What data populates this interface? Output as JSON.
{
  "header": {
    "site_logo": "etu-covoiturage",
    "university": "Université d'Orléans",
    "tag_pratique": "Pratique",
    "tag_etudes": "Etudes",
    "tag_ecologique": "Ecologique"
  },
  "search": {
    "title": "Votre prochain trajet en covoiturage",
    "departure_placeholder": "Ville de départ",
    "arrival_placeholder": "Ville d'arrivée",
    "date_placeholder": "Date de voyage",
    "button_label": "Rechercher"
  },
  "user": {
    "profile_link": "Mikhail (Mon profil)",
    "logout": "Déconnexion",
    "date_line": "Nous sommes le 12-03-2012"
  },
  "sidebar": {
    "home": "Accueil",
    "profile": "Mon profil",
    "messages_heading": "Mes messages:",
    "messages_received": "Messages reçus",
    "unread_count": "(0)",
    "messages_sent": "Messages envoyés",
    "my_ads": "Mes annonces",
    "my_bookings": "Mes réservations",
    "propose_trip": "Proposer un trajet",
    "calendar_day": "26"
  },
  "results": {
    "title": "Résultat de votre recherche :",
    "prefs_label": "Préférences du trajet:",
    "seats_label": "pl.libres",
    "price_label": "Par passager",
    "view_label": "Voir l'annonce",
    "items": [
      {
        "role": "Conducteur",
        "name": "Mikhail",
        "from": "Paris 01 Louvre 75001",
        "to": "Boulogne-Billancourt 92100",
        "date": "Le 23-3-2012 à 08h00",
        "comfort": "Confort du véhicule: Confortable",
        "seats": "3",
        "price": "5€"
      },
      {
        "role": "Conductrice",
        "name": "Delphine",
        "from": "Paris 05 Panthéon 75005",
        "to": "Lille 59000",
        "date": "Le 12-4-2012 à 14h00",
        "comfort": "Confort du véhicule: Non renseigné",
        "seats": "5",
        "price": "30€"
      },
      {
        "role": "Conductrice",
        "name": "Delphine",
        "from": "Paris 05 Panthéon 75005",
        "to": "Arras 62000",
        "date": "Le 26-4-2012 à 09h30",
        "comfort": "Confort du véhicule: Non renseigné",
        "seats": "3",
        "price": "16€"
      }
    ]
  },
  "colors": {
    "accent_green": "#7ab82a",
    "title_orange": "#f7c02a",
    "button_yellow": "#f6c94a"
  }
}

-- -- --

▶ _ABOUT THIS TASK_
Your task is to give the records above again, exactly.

▶ _EXPECTED ANSWER_
What data populates this interface? Output as JSON.
{
  "header": {
    "site_logo": "etu-covoiturage",
    "university": "Université d'Orléans",
    "tag_pratique": "Pratique",
    "tag_etudes": "Etudes",
    "tag_ecologique": "Ecologique"
  },
  "search": {
    "title": "Votre prochain trajet en covoiturage",
    "departure_placeholder": "Ville de départ",
    "arrival_placeholder": "Ville d'arrivée",
    "date_placeholder": "Date de voyage",
    "button_label": "Rechercher"
  },
  "user": {
    "profile_link": "Mikhail (Mon profil)",
    "logout": "Déconnexion",
    "date_line": "Nous sommes le 12-03-2012"
  },
  "sidebar": {
    "home": "Accueil",
    "profile": "Mon profil",
    "messages_heading": "Mes messages:",
    "messages_received": "Messages reçus",
    "unread_count": "(0)",
    "messages_sent": "Messages envoyés",
    "my_ads": "Mes annonces",
    "my_bookings": "Mes réservations",
    "propose_trip": "Proposer un trajet",
    "calendar_day": "26"
  },
  "results": {
    "title": "Résultat de votre recherche :",
    "prefs_label": "Préférences du trajet:",
    "seats_label": "pl.libres",
    "price_label": "Par passager",
    "view_label": "Voir l'annonce",
    "items": [
      {
        "role": "Conducteur",
        "name": "Mikhail",
        "from": "Paris 01 Louvre 75001",
        "to": "Boulogne-Billancourt 92100",
        "date": "Le 23-3-2012 à 08h00",
        "comfort": "Confort du véhicule: Confortable",
        "seats": "3",
        "price": "5€"
      },
      {
        "role": "Conductrice",
        "name": "Delphine",
        "from": "Paris 05 Panthéon 75005",
        "to": "Lille 59000",
        "date": "Le 12-4-2012 à 14h00",
        "comfort": "Confort du véhicule: Non renseigné",
        "seats": "5",
        "price": "30€"
      },
      {
        "role": "Conductrice",
        "name": "Delphine",
        "from": "Paris 05 Panthéon 75005",
        "to": "Arras 62000",
        "date": "Le 26-4-2012 à 09h30",
        "comfort": "Confort du véhicule: Non renseigné",
        "seats": "3",
        "price": "16€"
      }
    ]
  },
  "colors": {
    "accent_green": "#7ab82a",
    "title_orange": "#f7c02a",
    "button_yellow": "#f6c94a"
  }
}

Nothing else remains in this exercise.